> _What you will do_: Find and copy each line in the material below where the string "contactFunction" occurs.

> _Records supplied_:
Segment Open
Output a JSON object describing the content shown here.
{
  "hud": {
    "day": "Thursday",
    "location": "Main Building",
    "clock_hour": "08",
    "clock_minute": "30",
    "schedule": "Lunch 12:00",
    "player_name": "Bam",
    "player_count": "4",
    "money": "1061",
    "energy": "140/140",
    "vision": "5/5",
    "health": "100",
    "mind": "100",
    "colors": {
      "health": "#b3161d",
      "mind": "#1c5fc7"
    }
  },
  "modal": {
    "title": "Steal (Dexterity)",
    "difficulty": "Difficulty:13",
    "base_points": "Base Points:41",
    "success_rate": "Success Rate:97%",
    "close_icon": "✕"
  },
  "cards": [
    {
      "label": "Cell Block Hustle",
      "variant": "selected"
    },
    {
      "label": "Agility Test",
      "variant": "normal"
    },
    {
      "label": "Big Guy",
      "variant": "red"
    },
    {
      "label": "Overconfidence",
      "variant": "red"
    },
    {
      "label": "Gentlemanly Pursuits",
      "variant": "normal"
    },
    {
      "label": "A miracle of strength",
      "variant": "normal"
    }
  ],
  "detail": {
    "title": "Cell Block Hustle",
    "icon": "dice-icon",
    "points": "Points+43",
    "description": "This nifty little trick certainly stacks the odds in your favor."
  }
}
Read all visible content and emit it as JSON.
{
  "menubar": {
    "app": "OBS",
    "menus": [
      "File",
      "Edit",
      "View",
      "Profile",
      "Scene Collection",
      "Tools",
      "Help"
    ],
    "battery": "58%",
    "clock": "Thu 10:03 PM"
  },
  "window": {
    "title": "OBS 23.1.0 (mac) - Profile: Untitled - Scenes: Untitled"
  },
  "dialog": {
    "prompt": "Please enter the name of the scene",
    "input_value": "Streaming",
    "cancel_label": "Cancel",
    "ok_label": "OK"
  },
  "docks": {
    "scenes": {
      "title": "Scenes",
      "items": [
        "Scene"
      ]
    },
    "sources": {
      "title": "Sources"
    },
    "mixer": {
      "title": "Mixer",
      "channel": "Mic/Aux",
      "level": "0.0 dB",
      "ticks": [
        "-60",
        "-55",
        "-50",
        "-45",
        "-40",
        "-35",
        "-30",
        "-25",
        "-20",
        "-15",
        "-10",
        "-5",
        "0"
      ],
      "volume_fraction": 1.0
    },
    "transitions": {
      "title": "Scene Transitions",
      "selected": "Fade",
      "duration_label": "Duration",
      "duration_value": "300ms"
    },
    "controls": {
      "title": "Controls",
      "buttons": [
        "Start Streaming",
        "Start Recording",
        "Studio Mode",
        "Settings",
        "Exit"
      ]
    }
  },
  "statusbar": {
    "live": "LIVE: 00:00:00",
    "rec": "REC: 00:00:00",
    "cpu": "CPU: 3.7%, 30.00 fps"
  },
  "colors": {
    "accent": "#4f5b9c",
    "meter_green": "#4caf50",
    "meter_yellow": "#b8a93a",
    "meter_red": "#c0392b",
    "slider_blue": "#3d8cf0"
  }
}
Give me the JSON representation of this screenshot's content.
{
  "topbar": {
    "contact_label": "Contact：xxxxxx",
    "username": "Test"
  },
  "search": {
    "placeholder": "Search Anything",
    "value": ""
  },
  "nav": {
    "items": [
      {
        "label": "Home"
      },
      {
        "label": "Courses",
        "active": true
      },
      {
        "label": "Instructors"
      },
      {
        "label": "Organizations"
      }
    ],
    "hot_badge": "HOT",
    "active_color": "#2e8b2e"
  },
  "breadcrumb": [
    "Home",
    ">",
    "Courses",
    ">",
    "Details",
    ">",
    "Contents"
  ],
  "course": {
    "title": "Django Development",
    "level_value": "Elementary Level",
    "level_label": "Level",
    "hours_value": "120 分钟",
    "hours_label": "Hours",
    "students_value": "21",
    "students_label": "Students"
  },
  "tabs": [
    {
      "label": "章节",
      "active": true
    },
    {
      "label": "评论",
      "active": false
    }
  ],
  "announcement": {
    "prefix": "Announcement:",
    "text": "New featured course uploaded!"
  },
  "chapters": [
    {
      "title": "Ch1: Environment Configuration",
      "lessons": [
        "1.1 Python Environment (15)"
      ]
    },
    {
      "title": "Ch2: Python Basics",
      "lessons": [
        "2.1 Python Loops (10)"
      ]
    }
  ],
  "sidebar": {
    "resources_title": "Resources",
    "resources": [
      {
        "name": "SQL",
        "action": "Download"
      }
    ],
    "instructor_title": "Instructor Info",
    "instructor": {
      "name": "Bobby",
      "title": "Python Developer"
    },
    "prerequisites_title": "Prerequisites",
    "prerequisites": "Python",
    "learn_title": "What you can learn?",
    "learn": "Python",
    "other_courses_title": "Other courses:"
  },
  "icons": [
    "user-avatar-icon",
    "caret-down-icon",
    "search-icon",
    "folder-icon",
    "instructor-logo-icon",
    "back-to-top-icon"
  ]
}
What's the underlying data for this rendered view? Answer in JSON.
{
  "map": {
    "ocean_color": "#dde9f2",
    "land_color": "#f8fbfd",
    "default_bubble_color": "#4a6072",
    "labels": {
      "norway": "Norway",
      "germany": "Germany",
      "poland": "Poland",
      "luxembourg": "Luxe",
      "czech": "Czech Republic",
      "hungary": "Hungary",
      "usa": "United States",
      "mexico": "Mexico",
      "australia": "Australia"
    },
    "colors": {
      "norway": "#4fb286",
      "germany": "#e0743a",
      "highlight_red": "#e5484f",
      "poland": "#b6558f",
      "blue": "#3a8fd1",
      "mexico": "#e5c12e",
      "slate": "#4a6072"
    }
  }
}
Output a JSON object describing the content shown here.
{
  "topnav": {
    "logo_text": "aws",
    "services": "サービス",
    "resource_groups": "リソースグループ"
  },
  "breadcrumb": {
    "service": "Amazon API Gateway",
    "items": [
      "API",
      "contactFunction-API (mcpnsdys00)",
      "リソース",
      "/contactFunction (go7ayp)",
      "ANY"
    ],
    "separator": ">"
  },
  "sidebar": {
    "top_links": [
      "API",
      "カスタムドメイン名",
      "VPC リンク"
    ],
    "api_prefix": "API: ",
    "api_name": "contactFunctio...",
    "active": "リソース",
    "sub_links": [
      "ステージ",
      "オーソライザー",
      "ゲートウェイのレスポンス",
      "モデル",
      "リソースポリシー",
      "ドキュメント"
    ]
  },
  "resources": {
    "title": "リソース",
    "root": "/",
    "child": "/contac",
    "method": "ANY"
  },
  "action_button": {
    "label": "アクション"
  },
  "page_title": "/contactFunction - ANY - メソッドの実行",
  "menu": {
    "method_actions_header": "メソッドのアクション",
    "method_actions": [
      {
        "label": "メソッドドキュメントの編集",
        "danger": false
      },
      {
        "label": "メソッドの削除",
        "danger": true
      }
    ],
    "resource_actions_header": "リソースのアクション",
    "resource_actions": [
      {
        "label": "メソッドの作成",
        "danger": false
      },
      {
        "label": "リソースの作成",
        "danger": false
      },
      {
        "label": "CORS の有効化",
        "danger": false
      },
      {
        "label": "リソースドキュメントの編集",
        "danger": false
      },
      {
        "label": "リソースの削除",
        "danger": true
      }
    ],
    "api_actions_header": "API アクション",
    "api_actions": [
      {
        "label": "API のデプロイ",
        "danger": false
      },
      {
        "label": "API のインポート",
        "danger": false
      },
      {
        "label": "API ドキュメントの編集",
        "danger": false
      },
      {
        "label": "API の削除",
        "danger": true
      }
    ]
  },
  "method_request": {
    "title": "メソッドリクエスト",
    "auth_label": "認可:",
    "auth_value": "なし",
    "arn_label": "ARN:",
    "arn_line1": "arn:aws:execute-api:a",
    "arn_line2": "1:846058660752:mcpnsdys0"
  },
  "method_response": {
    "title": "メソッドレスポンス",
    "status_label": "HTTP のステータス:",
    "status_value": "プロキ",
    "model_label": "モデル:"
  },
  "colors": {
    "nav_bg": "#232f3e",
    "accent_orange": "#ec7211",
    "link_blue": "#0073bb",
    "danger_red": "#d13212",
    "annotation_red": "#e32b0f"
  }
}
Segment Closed
> _Result_:
      "contactFunction-API (mcpnsdys00)",
      "/contactFunction (go7ayp)",
  "page_title": "/contactFunction - ANY - メソッドの実行",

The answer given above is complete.